Q: Could you give us a specific example in the book about a playful production process?

A: There is a chapter in the book called “Types of Testing,” because there are very many different kinds of playtesting that game developers use, from just trying out the game themselves or on a colleague. There is the formal play testing that we do in my classes, in which game developers bring in people who have never played the game before to see what it’s like for them to play without receiving any help or coaching through the experience. As Tracy Fullerton is fond of saying: you don’t ship in the box with the game. The designer won’t be there to help the player. The player has to be able to figure out the game. So the central focus on constantly playing our game and then analyzing the results of those playtests, which Tracy Fullerton refers to as the “playcentric” style of game development that we use in our program and which has caught on all around the world, is a very important aspect of this book and of our classes.

 

Q: For any high school graduate who is interested in USC Games, what do you hope that this book would help them with in terms of the type of experience they would expect for a game design?

A: I am hoping that my book will find an audience among people who are still in high school. I’ve tried to make it readable with a conversational tone and clear explanations. I’m hoping that it will give people some insight into the practicalities of the craft of game design, both in terms of the way that we conceptualize games and the concrete way we build games. And I think the book should act as a good taster for people who are considering a degree program in games to see if they find a natural sympathy towards the thinking and planning that go into making a game. Just as I didn’t use my physics and philosophy degree to become either a physicist or a philosopher, a degree in games can prepare you for many different careers and professions beyond just game development, because of the aspects of psychology and systems design that are the essential skills at the heart of game design and development. I believe that one could apply a game design degree to many different spheres in continuing education, from architecture to urban planning, from education to politics. I think games are such an important part of our global culture today.

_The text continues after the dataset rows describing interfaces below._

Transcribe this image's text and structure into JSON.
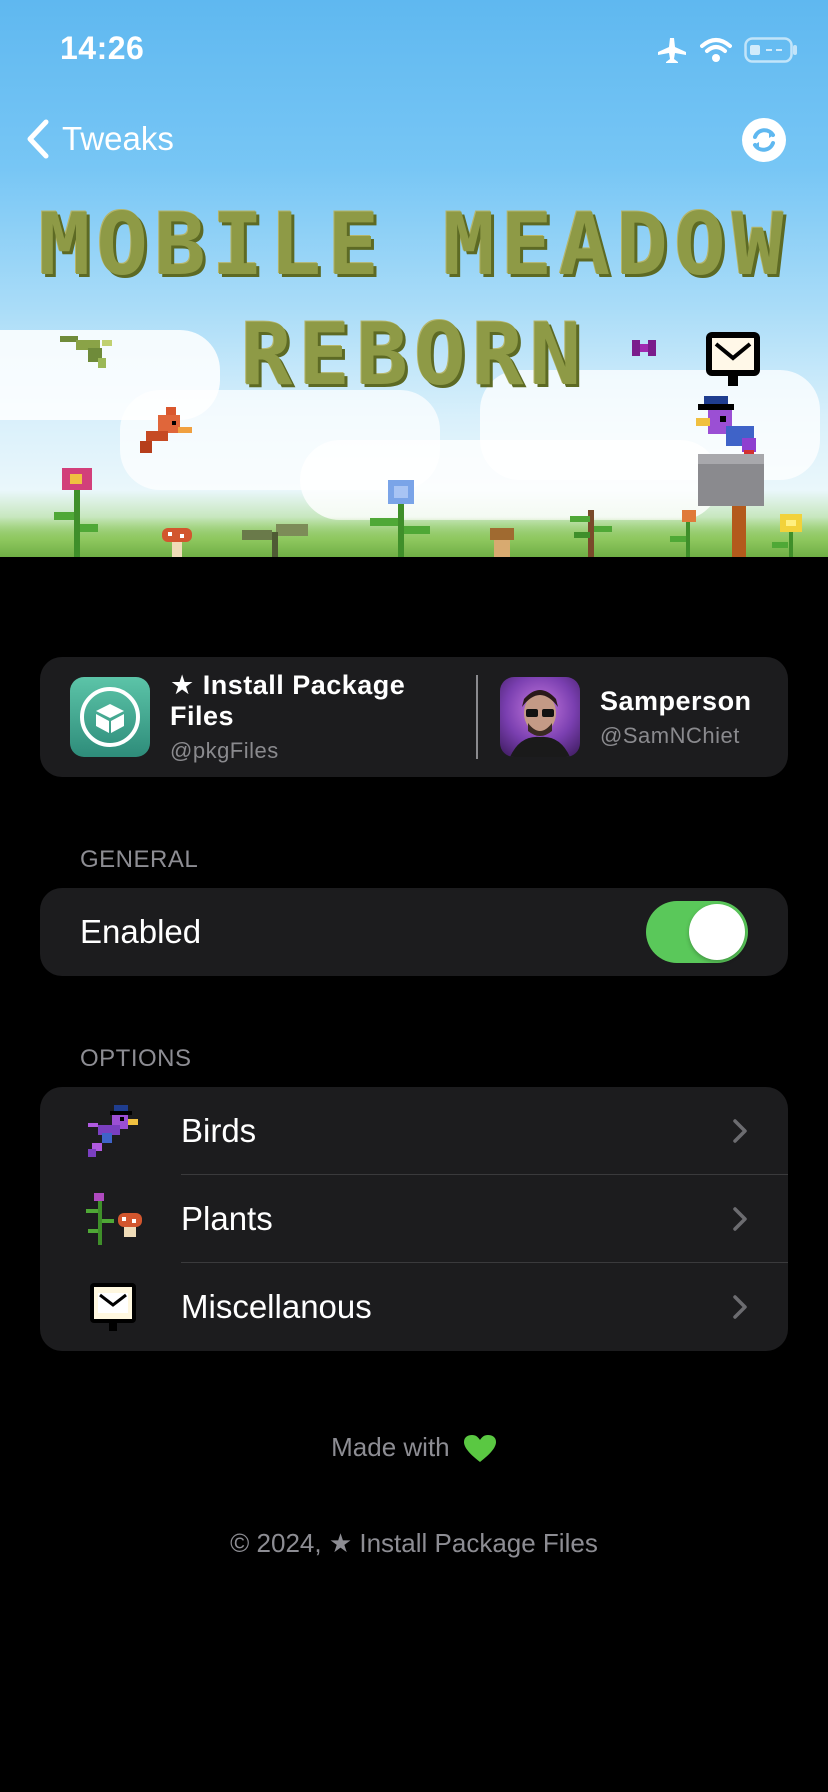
{
  "status_bar": {
    "time": "14:26",
    "icons": [
      "airplane-icon",
      "wifi-icon",
      "battery-icon"
    ]
  },
  "nav": {
    "back_label": "Tweaks",
    "refresh_icon": "refresh-icon"
  },
  "banner": {
    "title_line1": "MOBILE MEADOW",
    "title_line2": "REBORN"
  },
  "credits": [
    {
      "name": "★ Install Package Files",
      "handle": "@pkgFiles",
      "icon": "package-icon"
    },
    {
      "name": "Samperson",
      "handle": "@SamNChiet",
      "icon": "avatar"
    }
  ],
  "general": {
    "header": "GENERAL",
    "enabled_label": "Enabled",
    "enabled": true
  },
  "options": {
    "header": "OPTIONS",
    "items": [
      {
        "label": "Birds",
        "icon": "bird-icon"
      },
      {
        "label": "Plants",
        "icon": "plant-icon"
      },
      {
        "label": "Miscellanous",
        "icon": "mailbox-sign-icon"
      }
    ]
  },
  "footer": {
    "made_with": "Made with",
    "copyright": "© 2024, ★ Install Package Files"
  },
  "colors": {
    "accent_green": "#5ac85a",
    "card_bg": "#1c1c1e",
    "secondary_text": "#8d8d93"
  }
}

A sophisticated thinker could find innumerable ways to apply the lessons of a game design degree to impacting the world in countless positive ways, and we have seen this borne out in the career trajectories of many of our talented students.